- Between the school years 2003-04 and 2013-14, public charter schools grew from 3.1% to 6.6%.
- Between those same years, the total number of such schools increased from 3,000 to 6,900; 15% are for-profit.
- Charters are tuition-free public schools; they do not offer any religious instruction.
- Charters, for the most part, are funded by federal, state, and local taxpayer dollars.
- These schools are open to all children, including English language learners and those with disabilities.
- While open to all, when few seats are available, students are chosen by lottery—the luck of the draw, in other words.
- In school year 2013-14, California boasted 513,400 charter school students, more than any other state and amounting to 8% of all its public school students. D.C. followed with 33,200 such students.
- The number of Hispanic children in charters has increased from 21% to 30%; the number of white students has decreased from 42% to 35%, and for blacks, enrollment is down from 32% to 27%.
- More than 50% of charter students are black and Latino and hail predominantly from urban centers.
- As said, unlike traditional public schools which operate via a central office and a school board, charters do not.

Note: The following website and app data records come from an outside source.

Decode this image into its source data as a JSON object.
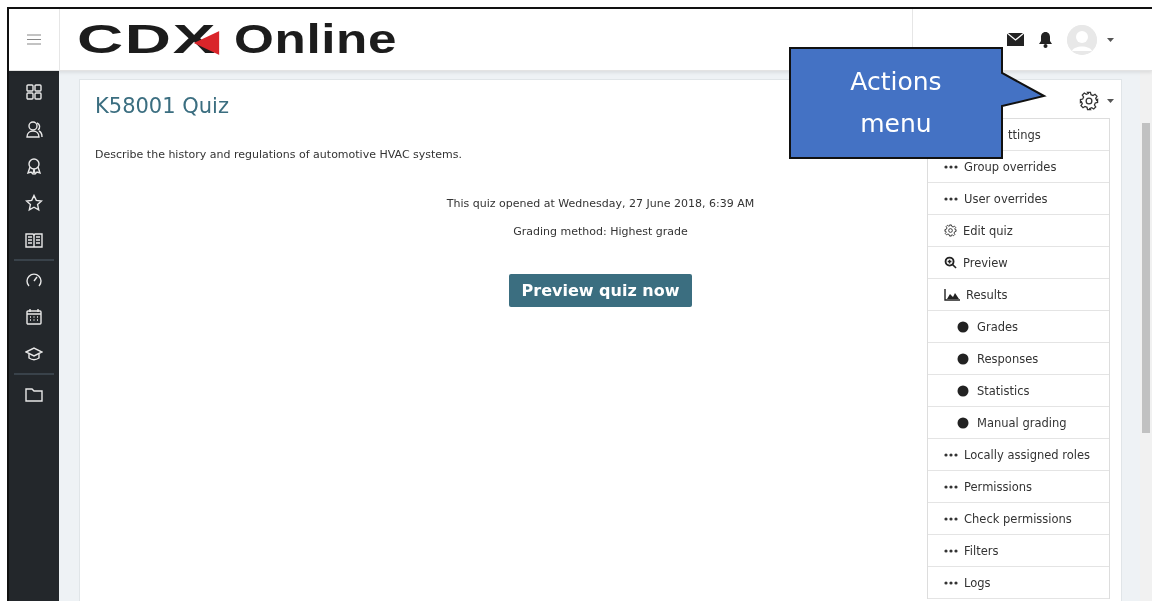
{
  "header": {
    "logo": {
      "mark": "CDX",
      "word": "Online"
    }
  },
  "sidebar": {
    "groups": [
      {
        "items": [
          {
            "kind": "grid"
          },
          {
            "kind": "people"
          },
          {
            "kind": "badge"
          },
          {
            "kind": "star"
          },
          {
            "kind": "book"
          }
        ]
      },
      {
        "items": [
          {
            "kind": "gauge"
          },
          {
            "kind": "calendar"
          },
          {
            "kind": "cap"
          }
        ]
      },
      {
        "items": [
          {
            "kind": "folder"
          }
        ]
      }
    ]
  },
  "content": {
    "title": "K58001 Quiz",
    "description": "Describe the history and regulations of automotive HVAC systems.",
    "info": [
      "This quiz opened at Wednesday, 27 June 2018, 6:39 AM",
      "Grading method: Highest grade"
    ],
    "button": "Preview quiz now"
  },
  "actions_menu": {
    "items": [
      {
        "kind": "cut",
        "label": "ttings"
      },
      {
        "kind": "dots",
        "label": "Group overrides"
      },
      {
        "kind": "dots",
        "label": "User overrides"
      },
      {
        "kind": "gear",
        "label": "Edit quiz"
      },
      {
        "kind": "zoom",
        "label": "Preview"
      },
      {
        "kind": "chart",
        "label": "Results"
      },
      {
        "kind": "bullet",
        "label": "Grades"
      },
      {
        "kind": "bullet",
        "label": "Responses"
      },
      {
        "kind": "bullet",
        "label": "Statistics"
      },
      {
        "kind": "bullet",
        "label": "Manual grading"
      },
      {
        "kind": "dots",
        "label": "Locally assigned roles"
      },
      {
        "kind": "dots",
        "label": "Permissions"
      },
      {
        "kind": "dots",
        "label": "Check permissions"
      },
      {
        "kind": "dots",
        "label": "Filters"
      },
      {
        "kind": "dots",
        "label": "Logs"
      }
    ]
  },
  "callout": {
    "lines": [
      "Actions",
      "menu"
    ]
  }
}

- Authorizers can be non-profits, such as universities, but more often are local school boards that, after evaluating a proposal, gives a charter the go-ahead—or not.
- Charter authorizers cannot be for-profit companies, but can be managed by for-profit companies.
- Once approved, authorizers monitor a charter’s performance and, after several years, determines if a school deserves to remain open.
- A school’s charter is typically reviewed every 3 to 5 years—and revoked if curriculum, achievement standards, and managerial guidelines are not met.
- Teachers can open charter schools.
- Charters are not subject to the same regulations as traditional public schools.
- Charters design their own curriculum and decide which companies to do business with in terms of food and paper suppliers, and the like.
- According to the Stanford University’s 2015 Online Charter School Study, 70% of those online students are falling behind their traditional public school peers, losing the equivalent of 72 days in reading in a typical school year and 180 days in math.
And now comes a Greg Toppo USA Today top-of-the fold, front page headline: “Few charter school grads earn degrees: High school success often fails students when they reach the college level.”
So much for all the charter school hype, right? Actually, that headline may be misleading.
Read down to the article’s sixth paragraph and find this: “Statistics for charter schools are hard to come by, but the best estimate puts charters’ college persistence rate at about 23%. To be fair, the rate overall for low-income students—the kind of students typically served by charters—is even worse: just 9%. For low-income, high-minority urban public schools, most comparable to charters, the rate is 15%.”
To be fair, indeed. The bottom line question re, and given those poverty and incarceration rates introduced initially, can any school, charter or otherwise, produce consistently top-notch performance results?